In brief: France launches a charm offensive
Every Friday, we help you navigate the week’s most important and interesting travel news stories.
Breaking travel news for travellers.
Luxury hotels in China have a problem: how can they keep their rates high when there is a cooling economy, a crackdown on government spending and corruption, and more new rooms available every month? Many hotels are offering discounts and deals – but discreetly. [Quartz]
Some interesting tidbits in Skift's survey of 1,500 internet users' travel preferences. Among the site's conclusions: "Women love doing [a] lot more travel research, period." And in spite of the hype, far more people do their travel planning online on a computer rather than via mobile apps. [Skift]
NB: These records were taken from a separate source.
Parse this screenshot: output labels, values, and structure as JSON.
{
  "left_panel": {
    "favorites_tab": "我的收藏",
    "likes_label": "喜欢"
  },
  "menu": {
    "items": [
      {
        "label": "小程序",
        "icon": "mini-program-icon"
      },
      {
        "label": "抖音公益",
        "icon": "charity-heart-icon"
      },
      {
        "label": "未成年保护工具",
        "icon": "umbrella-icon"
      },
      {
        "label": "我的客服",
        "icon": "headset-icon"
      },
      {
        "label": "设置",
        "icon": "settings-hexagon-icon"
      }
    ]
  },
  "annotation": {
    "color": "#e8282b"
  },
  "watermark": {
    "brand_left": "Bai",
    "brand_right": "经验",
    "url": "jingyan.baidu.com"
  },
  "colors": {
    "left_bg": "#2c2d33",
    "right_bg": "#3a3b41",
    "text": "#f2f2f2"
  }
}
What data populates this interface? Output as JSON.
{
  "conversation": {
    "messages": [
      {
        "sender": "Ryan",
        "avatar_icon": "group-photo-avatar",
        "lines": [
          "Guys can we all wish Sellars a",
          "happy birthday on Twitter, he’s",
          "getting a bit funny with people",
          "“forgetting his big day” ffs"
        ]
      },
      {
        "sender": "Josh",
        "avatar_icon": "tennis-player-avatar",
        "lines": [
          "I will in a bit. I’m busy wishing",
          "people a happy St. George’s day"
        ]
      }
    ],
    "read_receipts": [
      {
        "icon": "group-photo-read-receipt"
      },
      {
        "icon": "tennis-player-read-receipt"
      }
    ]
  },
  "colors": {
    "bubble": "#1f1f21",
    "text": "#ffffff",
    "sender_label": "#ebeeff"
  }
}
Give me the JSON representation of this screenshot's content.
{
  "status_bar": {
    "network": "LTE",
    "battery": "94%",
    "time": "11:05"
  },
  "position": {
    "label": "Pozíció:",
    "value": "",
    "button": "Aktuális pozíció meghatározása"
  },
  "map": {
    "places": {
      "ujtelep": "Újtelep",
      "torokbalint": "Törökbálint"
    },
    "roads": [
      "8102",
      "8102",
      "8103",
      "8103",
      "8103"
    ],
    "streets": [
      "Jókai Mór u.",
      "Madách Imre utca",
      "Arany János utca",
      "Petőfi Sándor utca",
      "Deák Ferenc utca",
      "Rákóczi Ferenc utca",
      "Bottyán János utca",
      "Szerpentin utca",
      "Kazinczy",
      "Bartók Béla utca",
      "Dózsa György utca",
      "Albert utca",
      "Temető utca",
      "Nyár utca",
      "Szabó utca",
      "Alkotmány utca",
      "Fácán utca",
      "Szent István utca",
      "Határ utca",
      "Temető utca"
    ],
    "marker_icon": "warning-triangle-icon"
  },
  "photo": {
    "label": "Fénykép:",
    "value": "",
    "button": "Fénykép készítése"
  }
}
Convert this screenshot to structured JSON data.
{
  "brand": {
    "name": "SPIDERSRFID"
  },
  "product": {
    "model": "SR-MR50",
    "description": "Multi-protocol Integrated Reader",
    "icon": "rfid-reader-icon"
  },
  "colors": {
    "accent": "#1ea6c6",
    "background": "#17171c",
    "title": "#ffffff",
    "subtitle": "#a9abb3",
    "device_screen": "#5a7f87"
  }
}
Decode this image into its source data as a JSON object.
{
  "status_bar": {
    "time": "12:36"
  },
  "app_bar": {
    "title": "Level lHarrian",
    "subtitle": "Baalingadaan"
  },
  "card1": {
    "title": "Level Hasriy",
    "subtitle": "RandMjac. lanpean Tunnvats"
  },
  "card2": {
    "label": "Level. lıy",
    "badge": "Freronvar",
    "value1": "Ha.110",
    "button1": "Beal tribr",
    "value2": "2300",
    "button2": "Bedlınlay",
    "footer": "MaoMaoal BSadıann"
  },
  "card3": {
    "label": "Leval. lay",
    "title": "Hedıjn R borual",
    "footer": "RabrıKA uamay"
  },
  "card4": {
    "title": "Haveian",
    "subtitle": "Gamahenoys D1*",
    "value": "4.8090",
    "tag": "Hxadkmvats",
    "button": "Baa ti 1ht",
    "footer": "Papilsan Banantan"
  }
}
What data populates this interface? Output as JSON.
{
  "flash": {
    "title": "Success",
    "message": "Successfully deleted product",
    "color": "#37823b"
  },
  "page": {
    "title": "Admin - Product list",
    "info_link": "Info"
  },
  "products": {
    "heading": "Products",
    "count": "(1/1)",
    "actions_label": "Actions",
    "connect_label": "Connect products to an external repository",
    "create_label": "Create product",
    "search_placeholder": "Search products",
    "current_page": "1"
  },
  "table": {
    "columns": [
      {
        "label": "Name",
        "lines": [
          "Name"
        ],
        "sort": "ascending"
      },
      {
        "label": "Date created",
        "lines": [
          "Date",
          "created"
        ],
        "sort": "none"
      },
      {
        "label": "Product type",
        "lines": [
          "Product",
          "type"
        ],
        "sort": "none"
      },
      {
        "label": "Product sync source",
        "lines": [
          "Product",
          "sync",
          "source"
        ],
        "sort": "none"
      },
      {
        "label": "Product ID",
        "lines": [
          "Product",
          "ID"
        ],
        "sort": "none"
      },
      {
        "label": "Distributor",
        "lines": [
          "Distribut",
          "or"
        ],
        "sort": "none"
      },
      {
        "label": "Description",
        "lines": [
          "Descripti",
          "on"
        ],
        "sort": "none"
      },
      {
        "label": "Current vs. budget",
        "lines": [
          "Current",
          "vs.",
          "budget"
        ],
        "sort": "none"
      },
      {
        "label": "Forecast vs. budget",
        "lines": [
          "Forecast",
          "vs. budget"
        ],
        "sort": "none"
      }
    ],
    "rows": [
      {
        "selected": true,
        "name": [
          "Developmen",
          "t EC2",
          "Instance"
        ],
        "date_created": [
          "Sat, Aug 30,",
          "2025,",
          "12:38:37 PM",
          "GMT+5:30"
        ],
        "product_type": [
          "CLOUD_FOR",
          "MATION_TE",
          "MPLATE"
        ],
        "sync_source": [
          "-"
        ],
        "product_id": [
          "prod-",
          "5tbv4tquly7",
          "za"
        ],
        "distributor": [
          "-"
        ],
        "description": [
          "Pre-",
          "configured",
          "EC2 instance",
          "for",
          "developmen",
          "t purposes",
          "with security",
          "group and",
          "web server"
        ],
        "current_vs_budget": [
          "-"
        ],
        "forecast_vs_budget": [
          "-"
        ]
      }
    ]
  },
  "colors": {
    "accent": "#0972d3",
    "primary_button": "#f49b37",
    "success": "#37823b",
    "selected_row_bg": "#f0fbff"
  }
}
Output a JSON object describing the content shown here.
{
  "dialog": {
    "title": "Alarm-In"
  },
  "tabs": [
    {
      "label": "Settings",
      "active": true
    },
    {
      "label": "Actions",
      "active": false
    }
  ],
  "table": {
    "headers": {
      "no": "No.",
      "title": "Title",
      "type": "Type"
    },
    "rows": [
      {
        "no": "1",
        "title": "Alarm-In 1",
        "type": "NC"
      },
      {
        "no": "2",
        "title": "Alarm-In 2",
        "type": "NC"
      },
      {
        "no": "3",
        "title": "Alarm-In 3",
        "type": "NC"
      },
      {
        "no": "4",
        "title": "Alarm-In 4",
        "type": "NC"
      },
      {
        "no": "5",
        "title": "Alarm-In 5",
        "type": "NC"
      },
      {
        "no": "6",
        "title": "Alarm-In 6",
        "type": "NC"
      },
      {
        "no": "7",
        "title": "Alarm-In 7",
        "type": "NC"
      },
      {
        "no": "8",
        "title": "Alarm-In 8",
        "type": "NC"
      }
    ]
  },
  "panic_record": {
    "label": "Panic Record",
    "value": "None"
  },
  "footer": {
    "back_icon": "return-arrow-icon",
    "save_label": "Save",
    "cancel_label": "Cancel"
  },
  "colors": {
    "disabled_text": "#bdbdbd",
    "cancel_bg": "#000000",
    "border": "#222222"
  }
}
State and local governments in the US have been winning a fight to charge occupancy tax on the full price of hotel rooms bought on sites like Expedia and Travelocity. The online companies had been paying taxes calculated on the amount they paid to the hotels themselves, calling the difference a service fee. [Bloomberg]
Amazing things that should happen more often
A multiyear drought has caused lots of grief in Wales and the rest of the UK, but it has had at least one upside: the discovery of Roman forts and farms dating from the Iron Age. Parched grasses have revealed walls of buildings from roughly AD50, the outlines of which are now viewable from the air. [BBC]
Spooked by competition from other destinations, France has been trying to get its waiters and other service professionals to be nicer to tourists. (As you might suspect, this is of particular concern in Paris.) It's unclear how this will play out: according to an Atlanta native who has visited the country more than 100 times, “A lot of Americans think the French are being rude because they can’t understand them. But a lot of it is a cultural thing.” [New York Times]
Photos and videos that went viral on the Web this week
Airline: Style at 30,000 Feet, out next month from Chronicle Books, is a coffee-table book for anyone who wants to ponder the design cachet that flying once had. This slideshow of stewardess uniforms (they weren't "flight attendants" then) gives you a taste. [New York magazine]
The London Zoo held its annual audit of its animals recently, and in a genius move it turned the event into a massive photo op for getting shots of fat frogs, dignified owls, quizzical anteaters and hungry tigers, all being weighed in various clever ways. [BBC]
If that's not enough cuteness for you, there's always the world's oldest wombat, in residence in Melbourne's Ballarat Wildlife Park. [The Thousands]
Hold on folks, we’re in for a rocky ride
A slew of hotels around the world are finally ready to begin renovations they had been putting off for several years due to the recent downturn in the world economy. The changes ought to be especially noticeable in New York, where roughly 25% of all hotels are ready to spend money on upgrading rooms and public spaces. [New York Times]